> _TO DO_
Would you return the entries exactly, with every line intact?

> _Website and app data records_
____

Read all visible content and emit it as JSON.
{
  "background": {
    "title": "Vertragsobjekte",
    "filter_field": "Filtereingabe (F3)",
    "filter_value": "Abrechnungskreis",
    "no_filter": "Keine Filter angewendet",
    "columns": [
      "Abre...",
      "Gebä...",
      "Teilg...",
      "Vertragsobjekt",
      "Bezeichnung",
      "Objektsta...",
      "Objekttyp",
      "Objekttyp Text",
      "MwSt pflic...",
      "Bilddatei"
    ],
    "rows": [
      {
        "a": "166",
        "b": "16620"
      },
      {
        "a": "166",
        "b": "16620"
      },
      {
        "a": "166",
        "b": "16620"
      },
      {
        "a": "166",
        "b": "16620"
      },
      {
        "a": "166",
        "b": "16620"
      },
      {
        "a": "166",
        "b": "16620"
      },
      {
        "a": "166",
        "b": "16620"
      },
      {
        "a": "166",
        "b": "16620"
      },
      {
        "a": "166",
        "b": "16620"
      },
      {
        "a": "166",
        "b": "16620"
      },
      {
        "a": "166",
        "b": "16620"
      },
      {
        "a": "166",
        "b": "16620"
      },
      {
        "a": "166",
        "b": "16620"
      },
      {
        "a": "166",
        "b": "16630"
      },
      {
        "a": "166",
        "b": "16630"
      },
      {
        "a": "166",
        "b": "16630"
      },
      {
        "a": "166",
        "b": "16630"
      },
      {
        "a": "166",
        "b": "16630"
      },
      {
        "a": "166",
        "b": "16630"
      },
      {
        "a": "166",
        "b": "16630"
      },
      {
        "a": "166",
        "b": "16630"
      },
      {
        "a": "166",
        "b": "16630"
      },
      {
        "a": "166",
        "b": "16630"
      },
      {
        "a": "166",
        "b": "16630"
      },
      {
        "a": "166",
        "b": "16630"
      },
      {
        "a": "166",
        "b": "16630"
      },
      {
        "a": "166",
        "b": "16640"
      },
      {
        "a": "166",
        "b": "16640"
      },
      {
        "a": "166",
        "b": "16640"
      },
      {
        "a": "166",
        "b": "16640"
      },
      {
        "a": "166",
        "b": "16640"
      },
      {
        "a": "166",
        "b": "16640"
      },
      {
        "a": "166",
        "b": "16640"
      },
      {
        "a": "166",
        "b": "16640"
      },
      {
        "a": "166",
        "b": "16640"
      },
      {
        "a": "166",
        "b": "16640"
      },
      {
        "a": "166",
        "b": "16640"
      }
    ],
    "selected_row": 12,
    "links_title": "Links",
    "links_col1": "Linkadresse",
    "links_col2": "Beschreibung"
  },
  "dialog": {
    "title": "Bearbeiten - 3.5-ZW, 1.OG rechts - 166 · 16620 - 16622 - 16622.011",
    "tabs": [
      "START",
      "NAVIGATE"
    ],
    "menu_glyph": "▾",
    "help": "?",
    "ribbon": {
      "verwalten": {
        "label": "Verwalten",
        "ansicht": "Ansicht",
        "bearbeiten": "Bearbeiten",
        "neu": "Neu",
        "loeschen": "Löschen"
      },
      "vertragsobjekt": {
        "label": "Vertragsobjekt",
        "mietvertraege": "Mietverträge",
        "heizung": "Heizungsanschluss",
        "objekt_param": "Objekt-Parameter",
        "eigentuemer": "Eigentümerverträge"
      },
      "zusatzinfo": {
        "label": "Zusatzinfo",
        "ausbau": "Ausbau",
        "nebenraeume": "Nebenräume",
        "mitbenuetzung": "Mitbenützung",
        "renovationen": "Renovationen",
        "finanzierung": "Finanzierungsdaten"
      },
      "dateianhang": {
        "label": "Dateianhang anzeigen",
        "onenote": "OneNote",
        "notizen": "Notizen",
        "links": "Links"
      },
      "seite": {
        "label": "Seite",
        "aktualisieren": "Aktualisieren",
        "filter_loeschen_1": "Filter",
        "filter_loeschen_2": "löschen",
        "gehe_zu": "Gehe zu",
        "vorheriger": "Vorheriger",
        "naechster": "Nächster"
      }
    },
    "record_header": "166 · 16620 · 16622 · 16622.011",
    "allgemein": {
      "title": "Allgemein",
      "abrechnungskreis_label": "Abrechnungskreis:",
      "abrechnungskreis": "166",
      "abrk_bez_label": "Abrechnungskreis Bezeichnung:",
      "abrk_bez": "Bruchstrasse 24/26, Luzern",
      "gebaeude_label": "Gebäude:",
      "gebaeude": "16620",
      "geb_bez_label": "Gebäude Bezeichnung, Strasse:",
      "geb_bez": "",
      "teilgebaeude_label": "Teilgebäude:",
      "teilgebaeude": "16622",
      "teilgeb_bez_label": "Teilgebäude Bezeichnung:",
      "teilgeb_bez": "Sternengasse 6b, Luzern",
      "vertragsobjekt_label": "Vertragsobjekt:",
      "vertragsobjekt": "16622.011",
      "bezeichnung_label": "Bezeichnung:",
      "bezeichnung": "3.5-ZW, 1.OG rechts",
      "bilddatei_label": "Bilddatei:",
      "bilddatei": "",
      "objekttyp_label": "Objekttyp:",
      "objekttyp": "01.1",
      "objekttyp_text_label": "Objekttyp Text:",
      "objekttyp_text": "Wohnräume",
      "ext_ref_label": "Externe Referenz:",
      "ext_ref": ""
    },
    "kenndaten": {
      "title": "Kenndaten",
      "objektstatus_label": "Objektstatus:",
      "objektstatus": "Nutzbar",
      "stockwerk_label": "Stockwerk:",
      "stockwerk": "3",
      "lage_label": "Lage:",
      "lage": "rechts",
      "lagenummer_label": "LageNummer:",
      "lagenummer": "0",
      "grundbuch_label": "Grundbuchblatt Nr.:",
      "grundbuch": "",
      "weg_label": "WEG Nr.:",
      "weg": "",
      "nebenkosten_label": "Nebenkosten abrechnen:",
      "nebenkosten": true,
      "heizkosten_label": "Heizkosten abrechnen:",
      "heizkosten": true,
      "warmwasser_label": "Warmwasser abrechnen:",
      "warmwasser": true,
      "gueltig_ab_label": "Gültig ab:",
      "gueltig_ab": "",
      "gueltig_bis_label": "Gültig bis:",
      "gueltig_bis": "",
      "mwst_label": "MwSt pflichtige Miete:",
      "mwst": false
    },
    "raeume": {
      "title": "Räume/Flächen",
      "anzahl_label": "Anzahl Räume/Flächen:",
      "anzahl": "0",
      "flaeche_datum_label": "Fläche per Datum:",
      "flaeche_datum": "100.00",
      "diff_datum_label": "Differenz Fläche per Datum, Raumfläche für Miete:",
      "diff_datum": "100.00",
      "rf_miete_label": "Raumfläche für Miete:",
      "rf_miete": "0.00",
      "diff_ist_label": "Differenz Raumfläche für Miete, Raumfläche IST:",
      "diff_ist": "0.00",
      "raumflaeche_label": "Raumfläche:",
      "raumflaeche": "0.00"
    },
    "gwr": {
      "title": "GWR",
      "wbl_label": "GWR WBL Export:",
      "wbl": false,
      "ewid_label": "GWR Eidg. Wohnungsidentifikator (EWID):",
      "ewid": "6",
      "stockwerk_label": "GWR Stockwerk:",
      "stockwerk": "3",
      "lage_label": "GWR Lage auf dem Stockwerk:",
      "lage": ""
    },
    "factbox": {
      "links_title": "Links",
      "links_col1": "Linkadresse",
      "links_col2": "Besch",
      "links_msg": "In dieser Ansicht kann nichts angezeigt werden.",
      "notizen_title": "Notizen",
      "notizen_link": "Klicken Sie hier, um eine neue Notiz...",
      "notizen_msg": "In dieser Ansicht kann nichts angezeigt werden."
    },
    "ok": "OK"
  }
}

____

> _RESULT FOR THIS EXERCISE_
Read all visible content and emit it as JSON.
{
  "background": {
    "title": "Vertragsobjekte",
    "filter_field": "Filtereingabe (F3)",
    "filter_value": "Abrechnungskreis",
    "no_filter": "Keine Filter angewendet",
    "columns": [
      "Abre...",
      "Gebä...",
      "Teilg...",
      "Vertragsobjekt",
      "Bezeichnung",
      "Objektsta...",
      "Objekttyp",
      "Objekttyp Text",
      "MwSt pflic...",
      "Bilddatei"
    ],
    "rows": [
      {
        "a": "166",
        "b": "16620"
      },
      {
        "a": "166",
        "b": "16620"
      },
      {
        "a": "166",
        "b": "16620"
      },
      {
        "a": "166",
        "b": "16620"
      },
      {
        "a": "166",
        "b": "16620"
      },
      {
        "a": "166",
        "b": "16620"
      },
      {
        "a": "166",
        "b": "16620"
      },
      {
        "a": "166",
        "b": "16620"
      },
      {
        "a": "166",
        "b": "16620"
      },
      {
        "a": "166",
        "b": "16620"
      },
      {
        "a": "166",
        "b": "16620"
      },
      {
        "a": "166",
        "b": "16620"
      },
      {
        "a": "166",
        "b": "16620"
      },
      {
        "a": "166",
        "b": "16630"
      },
      {
        "a": "166",
        "b": "16630"
      },
      {
        "a": "166",
        "b": "16630"
      },
      {
        "a": "166",
        "b": "16630"
      },
      {
        "a": "166",
        "b": "16630"
      },
      {
        "a": "166",
        "b": "16630"
      },
      {
        "a": "166",
        "b": "16630"
      },
      {
        "a": "166",
        "b": "16630"
      },
      {
        "a": "166",
        "b": "16630"
      },
      {
        "a": "166",
        "b": "16630"
      },
      {
        "a": "166",
        "b": "16630"
      },
      {
        "a": "166",
        "b": "16630"
      },
      {
        "a": "166",
        "b": "16630"
      },
      {
        "a": "166",
        "b": "16640"
      },
      {
        "a": "166",
        "b": "16640"
      },
      {
        "a": "166",
        "b": "16640"
      },
      {
        "a": "166",
        "b": "16640"
      },
      {
        "a": "166",
        "b": "16640"
      },
      {
        "a": "166",
        "b": "16640"
      },
      {
        "a": "166",
        "b": "16640"
      },
      {
        "a": "166",
        "b": "16640"
      },
      {
        "a": "166",
        "b": "16640"
      },
      {
        "a": "166",
        "b": "16640"
      },
      {
        "a": "166",
        "b": "16640"
      }
    ],
    "selected_row": 12,
    "links_title": "Links",
    "links_col1": "Linkadresse",
    "links_col2": "Beschreibung"
  },
  "dialog": {
    "title": "Bearbeiten - 3.5-ZW, 1.OG rechts - 166 · 16620 - 16622 - 16622.011",
    "tabs": [
      "START",
      "NAVIGATE"
    ],
    "menu_glyph": "▾",
    "help": "?",
    "ribbon": {
      "verwalten": {
        "label": "Verwalten",
        "ansicht": "Ansicht",
        "bearbeiten": "Bearbeiten",
        "neu": "Neu",
        "loeschen": "Löschen"
      },
      "vertragsobjekt": {
        "label": "Vertragsobjekt",
        "mietvertraege": "Mietverträge",
        "heizung": "Heizungsanschluss",
        "objekt_param": "Objekt-Parameter",
        "eigentuemer": "Eigentümerverträge"
      },
      "zusatzinfo": {
        "label": "Zusatzinfo",
        "ausbau": "Ausbau",
        "nebenraeume": "Nebenräume",
        "mitbenuetzung": "Mitbenützung",
        "renovationen": "Renovationen",
        "finanzierung": "Finanzierungsdaten"
      },
      "dateianhang": {
        "label": "Dateianhang anzeigen",
        "onenote": "OneNote",
        "notizen": "Notizen",
        "links": "Links"
      },
      "seite": {
        "label": "Seite",
        "aktualisieren": "Aktualisieren",
        "filter_loeschen_1": "Filter",
        "filter_loeschen_2": "löschen",
        "gehe_zu": "Gehe zu",
        "vorheriger": "Vorheriger",
        "naechster": "Nächster"
      }
    },
    "record_header": "166 · 16620 · 16622 · 16622.011",
    "allgemein": {
      "title": "Allgemein",
      "abrechnungskreis_label": "Abrechnungskreis:",
      "abrechnungskreis": "166",
      "abrk_bez_label": "Abrechnungskreis Bezeichnung:",
      "abrk_bez": "Bruchstrasse 24/26, Luzern",
      "gebaeude_label": "Gebäude:",
      "gebaeude": "16620",
      "geb_bez_label": "Gebäude Bezeichnung, Strasse:",
      "geb_bez": "",
      "teilgebaeude_label": "Teilgebäude:",
      "teilgebaeude": "16622",
      "teilgeb_bez_label": "Teilgebäude Bezeichnung:",
      "teilgeb_bez": "Sternengasse 6b, Luzern",
      "vertragsobjekt_label": "Vertragsobjekt:",
      "vertragsobjekt": "16622.011",
      "bezeichnung_label": "Bezeichnung:",
      "bezeichnung": "3.5-ZW, 1.OG rechts",
      "bilddatei_label": "Bilddatei:",
      "bilddatei": "",
      "objekttyp_label": "Objekttyp:",
      "objekttyp": "01.1",
      "objekttyp_text_label": "Objekttyp Text:",
      "objekttyp_text": "Wohnräume",
      "ext_ref_label": "Externe Referenz:",
      "ext_ref": ""
    },
    "kenndaten": {
      "title": "Kenndaten",
      "objektstatus_label": "Objektstatus:",
      "objektstatus": "Nutzbar",
      "stockwerk_label": "Stockwerk:",
      "stockwerk": "3",
      "lage_label": "Lage:",
      "lage": "rechts",
      "lagenummer_label": "LageNummer:",
      "lagenummer": "0",
      "grundbuch_label": "Grundbuchblatt Nr.:",
      "grundbuch": "",
      "weg_label": "WEG Nr.:",
      "weg": "",
      "nebenkosten_label": "Nebenkosten abrechnen:",
      "nebenkosten": true,
      "heizkosten_label": "Heizkosten abrechnen:",
      "heizkosten": true,
      "warmwasser_label": "Warmwasser abrechnen:",
      "warmwasser": true,
      "gueltig_ab_label": "Gültig ab:",
      "gueltig_ab": "",
      "gueltig_bis_label": "Gültig bis:",
      "gueltig_bis": "",
      "mwst_label": "MwSt pflichtige Miete:",
      "mwst": false
    },
    "raeume": {
      "title": "Räume/Flächen",
      "anzahl_label": "Anzahl Räume/Flächen:",
      "anzahl": "0",
      "flaeche_datum_label": "Fläche per Datum:",
      "flaeche_datum": "100.00",
      "diff_datum_label": "Differenz Fläche per Datum, Raumfläche für Miete:",
      "diff_datum": "100.00",
      "rf_miete_label": "Raumfläche für Miete:",
      "rf_miete": "0.00",
      "diff_ist_label": "Differenz Raumfläche für Miete, Raumfläche IST:",
      "diff_ist": "0.00",
      "raumflaeche_label": "Raumfläche:",
      "raumflaeche": "0.00"
    },
    "gwr": {
      "title": "GWR",
      "wbl_label": "GWR WBL Export:",
      "wbl": false,
      "ewid_label": "GWR Eidg. Wohnungsidentifikator (EWID):",
      "ewid": "6",
      "stockwerk_label": "GWR Stockwerk:",
      "stockwerk": "3",
      "lage_label": "GWR Lage auf dem Stockwerk:",
      "lage": ""
    },
    "factbox": {
      "links_title": "Links",
      "links_col1": "Linkadresse",
      "links_col2": "Besch",
      "links_msg": "In dieser Ansicht kann nichts angezeigt werden.",
      "notizen_title": "Notizen",
      "notizen_link": "Klicken Sie hier, um eine neue Notiz...",
      "notizen_msg": "In dieser Ansicht kann nichts angezeigt werden."
    },
    "ok": "OK"
  }
}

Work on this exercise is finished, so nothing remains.